Editor’s Note: Kura Kura Ji-Beer has closed. This review is being kept up for posterity’s sake.
Kura Kura Ji-Beer House One Paragraph Review
Kura Kura Ji-Beer House does its job well but with other bars in the area offering a wider variety of Japanese craft beers at cheaper prices for larger sizes, it has got its work cut out. The range of craft beers is comparatively safe and are well looked after though, and with it being busy every night, they must be doing something right. There isn’t a table charge; however, the lack of inclusion of tax in the prices will make the evening more expensive than you think it is. Thankfully the whole bar is non-smoking.
I’ve tried to get to Kura Kura Ji-Beer House for a long time now but it’s always been full up whenever I’ve tried to get there. With Devilcraft over the road also being full up most nights, it can be difficult trying to find a craft beer place in Kanda to sit and drink. Luckily, turning up at 5pm for opening meant I got a seat at the counter, and as the evening progressed, Kura Kura Beer House quickly filled up with groups of office workers on the way back home to Kanda station.
Kura Kura Ji-Beer House is located about two minutes from JR Kanda station’s south exit, though this isn’t its original place. The bar was originally located in Shim0-Kitazawa for a decade until though they moved to the current location. Some of the original customers from that place still come to the current location, so they must be doing something right here.
The bar is quite narrow but there is still space for five people at the counter and there are about six table dotted against the window side of Kura Kura Ji-Beer House. The whole bar is non-smoking so there is no risk of coming home smelling of smoke though it can be a bit hard to see as the lights got turned down low as the evening moved on. Turning up at 5pm meant a seat at the counter though by 6pm, the tables were three-quarter full up with office workers too. The conversation flowed between the owner and customers, with discussions about the craft beer scene in Yokohama and music, with an eclectic mix of 60’s British pop in the background. The atmosphere at Kura Kura Ji-Beer House reminded me of a small restaurant than a bar. Perhaps a good thing?

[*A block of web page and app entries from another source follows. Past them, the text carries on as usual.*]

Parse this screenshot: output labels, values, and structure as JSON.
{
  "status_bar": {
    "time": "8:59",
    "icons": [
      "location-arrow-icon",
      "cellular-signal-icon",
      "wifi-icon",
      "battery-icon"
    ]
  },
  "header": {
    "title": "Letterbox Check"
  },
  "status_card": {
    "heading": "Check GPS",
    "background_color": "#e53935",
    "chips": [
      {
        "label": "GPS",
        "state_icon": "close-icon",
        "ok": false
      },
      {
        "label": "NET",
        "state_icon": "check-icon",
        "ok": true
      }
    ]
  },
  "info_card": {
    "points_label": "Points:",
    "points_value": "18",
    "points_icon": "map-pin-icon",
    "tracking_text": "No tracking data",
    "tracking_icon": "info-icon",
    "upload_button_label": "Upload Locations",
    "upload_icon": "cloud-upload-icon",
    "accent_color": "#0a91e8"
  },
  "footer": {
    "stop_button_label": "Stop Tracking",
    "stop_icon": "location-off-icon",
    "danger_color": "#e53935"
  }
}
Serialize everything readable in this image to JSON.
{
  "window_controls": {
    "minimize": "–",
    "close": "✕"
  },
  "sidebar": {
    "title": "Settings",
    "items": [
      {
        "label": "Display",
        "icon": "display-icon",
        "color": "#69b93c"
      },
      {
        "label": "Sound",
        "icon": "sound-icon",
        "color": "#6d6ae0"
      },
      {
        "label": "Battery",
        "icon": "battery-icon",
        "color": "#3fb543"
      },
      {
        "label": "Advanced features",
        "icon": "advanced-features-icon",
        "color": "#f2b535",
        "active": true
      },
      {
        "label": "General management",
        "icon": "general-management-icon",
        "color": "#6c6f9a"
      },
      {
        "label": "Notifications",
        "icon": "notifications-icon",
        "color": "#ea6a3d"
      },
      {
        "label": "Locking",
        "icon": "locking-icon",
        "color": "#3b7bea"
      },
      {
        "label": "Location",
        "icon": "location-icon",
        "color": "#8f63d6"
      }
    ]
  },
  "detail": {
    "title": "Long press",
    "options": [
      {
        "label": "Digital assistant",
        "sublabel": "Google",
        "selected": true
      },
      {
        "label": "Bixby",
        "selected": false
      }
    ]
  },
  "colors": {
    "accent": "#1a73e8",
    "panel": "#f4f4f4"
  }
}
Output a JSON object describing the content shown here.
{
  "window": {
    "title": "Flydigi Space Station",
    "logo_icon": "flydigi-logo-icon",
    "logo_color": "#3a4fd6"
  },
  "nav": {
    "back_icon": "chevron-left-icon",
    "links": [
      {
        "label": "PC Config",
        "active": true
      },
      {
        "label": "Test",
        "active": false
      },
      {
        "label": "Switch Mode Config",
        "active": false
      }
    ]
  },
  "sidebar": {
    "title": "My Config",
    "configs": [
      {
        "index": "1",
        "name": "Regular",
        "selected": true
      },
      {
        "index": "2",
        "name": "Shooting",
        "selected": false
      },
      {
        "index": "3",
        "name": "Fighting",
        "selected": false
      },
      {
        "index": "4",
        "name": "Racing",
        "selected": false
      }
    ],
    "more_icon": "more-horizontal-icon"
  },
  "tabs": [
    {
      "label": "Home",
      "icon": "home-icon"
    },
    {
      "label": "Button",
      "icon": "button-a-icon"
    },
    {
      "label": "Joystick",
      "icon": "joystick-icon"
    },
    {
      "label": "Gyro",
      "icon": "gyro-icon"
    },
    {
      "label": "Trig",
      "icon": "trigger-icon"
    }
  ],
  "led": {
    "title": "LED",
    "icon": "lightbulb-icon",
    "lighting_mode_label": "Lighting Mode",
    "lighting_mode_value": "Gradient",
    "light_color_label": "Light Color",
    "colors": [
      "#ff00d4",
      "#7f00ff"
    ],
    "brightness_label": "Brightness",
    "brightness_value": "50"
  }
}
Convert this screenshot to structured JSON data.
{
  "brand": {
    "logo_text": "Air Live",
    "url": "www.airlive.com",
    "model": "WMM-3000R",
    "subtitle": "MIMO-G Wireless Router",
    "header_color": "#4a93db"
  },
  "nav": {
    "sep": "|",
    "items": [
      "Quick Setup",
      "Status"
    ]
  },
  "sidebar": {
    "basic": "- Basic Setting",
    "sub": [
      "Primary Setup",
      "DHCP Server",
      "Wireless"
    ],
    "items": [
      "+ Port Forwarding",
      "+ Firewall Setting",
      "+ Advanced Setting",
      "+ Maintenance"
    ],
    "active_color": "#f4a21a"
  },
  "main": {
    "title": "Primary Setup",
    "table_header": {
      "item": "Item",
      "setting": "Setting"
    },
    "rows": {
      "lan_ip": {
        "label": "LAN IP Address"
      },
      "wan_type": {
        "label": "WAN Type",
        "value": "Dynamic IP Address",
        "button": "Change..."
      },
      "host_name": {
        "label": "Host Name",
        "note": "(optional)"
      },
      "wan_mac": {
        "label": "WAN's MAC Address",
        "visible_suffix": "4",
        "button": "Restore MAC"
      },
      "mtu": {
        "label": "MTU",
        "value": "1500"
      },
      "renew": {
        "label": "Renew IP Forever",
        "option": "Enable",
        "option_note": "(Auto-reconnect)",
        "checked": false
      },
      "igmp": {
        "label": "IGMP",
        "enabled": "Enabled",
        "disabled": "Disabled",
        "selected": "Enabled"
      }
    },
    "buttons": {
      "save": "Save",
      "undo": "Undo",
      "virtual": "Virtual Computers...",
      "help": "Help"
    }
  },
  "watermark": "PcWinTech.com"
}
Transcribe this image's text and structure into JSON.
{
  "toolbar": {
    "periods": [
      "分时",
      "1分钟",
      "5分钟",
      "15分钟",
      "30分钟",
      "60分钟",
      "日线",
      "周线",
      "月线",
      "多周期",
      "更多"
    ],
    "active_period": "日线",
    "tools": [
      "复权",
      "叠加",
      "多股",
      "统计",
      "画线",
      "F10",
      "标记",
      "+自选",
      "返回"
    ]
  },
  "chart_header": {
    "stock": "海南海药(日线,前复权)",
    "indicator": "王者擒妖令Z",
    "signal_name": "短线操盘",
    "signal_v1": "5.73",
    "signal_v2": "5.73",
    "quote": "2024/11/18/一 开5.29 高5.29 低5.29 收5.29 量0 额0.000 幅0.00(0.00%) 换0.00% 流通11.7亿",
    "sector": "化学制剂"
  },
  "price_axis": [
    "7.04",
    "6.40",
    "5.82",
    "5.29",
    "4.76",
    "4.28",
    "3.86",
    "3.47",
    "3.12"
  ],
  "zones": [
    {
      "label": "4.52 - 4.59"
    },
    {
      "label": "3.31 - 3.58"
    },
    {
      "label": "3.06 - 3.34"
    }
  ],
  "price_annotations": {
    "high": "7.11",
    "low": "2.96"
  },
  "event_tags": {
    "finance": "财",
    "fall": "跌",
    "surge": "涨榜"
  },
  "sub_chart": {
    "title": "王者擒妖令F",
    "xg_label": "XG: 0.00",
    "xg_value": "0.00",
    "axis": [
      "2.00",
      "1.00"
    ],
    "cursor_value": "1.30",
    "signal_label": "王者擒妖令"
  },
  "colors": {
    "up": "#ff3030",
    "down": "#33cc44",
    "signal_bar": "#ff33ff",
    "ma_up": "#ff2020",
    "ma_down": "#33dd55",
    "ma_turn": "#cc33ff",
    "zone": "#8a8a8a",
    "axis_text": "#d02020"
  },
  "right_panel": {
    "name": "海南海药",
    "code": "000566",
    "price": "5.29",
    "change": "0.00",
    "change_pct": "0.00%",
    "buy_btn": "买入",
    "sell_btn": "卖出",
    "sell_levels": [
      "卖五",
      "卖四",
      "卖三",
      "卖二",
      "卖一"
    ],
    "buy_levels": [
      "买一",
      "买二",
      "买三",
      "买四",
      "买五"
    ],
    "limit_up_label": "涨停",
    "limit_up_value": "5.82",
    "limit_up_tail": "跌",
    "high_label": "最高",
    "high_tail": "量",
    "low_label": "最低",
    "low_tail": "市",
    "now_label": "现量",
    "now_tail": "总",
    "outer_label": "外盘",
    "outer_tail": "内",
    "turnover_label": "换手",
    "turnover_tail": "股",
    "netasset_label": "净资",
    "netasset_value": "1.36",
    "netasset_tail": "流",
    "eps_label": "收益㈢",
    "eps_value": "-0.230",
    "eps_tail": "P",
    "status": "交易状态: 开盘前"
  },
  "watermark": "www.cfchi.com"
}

Kura Kura Ji-Beer House has twelve taps on daily, though one of them is dedicated to Hoegaarden and the other eleven to Japanese craft beer. Beers come in two sizes, outside of the happy hour special, either a glass (280ml) from ¥750 to ¥850 or a large (400ml) from ¥1125 to ¥1250, which unfortunately do not include tax in those prices and are on the expensive side of prices for beers in Tokyo. There is a happy hour special from 17:00 to 18:30 where you get two small glasses of beer (150ml) and a small otsumami, or snack, for ¥1000 but the beers are chosen for you by the owner. The beer list changes whenever a keg runs out so check out their Facebook page for up-to-date listings.
The food at Kura Kura Ji-Beer House… who are we trying to kid. We were there for the chips and the plethora of sauces on offer at the bar. There is some Belgian theme going on at the bar and the chips, or French Fries, come with a choice of twelve dips. I have trouble deciding a beer, so imagine the problems I had trying to choose a beer AND sauce with my chips. There are also some sausages to try though the speciality is the raw chicken and the slightly grilled chicken with both of them coming with some kind of wasabi-like dip. Due to health scares in the 80s in the UK, I’m adverse to eating raw chicken but the customers around me seemed to wolf it down with clammer.
Kura Kura Ji-Beer House Details
Open: Monday to Friday 17:00 to 23:30 Saturday / National Holidays 16:00 to 23:30
Homepage (in Japanese): http://j-beer.com/
Social Network: Facebook
How to Get to Kura Kura Ji-Beer House
The closest station to Kura Kura Ji-Beer House is JR Kanda on the Yamanote line though it can be reached from Shin-Nihombashi on the Chuo Line. Take the south exit from JR Kanda and walk south and it’s about a three minute walk. From JR Shin-Nihombashi, take exit number three, turn right and turn right at the first set of traffic lights.